Records from a dataset
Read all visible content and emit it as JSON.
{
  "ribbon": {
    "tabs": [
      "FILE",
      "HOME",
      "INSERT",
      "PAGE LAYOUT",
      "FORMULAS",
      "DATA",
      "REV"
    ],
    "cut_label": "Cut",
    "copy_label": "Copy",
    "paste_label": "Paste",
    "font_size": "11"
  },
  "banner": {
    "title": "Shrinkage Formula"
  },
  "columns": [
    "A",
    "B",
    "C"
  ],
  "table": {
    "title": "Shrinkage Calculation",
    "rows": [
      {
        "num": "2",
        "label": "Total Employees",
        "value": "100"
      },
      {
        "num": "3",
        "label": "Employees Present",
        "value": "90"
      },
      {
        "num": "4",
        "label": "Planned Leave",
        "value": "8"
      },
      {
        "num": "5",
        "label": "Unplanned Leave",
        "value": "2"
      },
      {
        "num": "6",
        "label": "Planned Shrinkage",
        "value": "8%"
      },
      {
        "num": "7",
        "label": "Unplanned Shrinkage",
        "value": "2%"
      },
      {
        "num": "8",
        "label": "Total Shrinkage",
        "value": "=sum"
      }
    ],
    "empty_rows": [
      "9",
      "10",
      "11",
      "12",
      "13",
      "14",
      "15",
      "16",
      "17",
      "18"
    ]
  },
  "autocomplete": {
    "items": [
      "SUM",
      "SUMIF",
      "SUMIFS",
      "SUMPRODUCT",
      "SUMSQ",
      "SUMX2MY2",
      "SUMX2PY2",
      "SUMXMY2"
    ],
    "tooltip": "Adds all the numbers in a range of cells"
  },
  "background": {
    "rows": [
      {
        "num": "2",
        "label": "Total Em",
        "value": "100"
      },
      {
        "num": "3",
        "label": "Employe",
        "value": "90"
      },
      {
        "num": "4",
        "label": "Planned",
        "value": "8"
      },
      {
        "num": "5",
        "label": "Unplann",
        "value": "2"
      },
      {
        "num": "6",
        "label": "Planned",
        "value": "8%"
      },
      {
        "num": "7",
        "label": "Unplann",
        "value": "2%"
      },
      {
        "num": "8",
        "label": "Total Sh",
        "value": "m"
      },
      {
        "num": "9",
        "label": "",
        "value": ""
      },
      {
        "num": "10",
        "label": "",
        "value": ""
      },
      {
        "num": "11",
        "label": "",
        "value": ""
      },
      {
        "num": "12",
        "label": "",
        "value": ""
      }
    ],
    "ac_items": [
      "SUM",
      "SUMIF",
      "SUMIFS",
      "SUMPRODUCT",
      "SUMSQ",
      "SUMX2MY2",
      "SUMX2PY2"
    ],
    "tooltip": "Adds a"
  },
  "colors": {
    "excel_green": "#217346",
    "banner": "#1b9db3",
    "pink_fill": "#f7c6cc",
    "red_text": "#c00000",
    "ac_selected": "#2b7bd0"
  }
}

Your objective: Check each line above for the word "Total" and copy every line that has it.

Completed exercise:
        "label": "Total Employees",
        "label": "Total Shrinkage",
        "label": "Total Em",
        "label": "Total Sh",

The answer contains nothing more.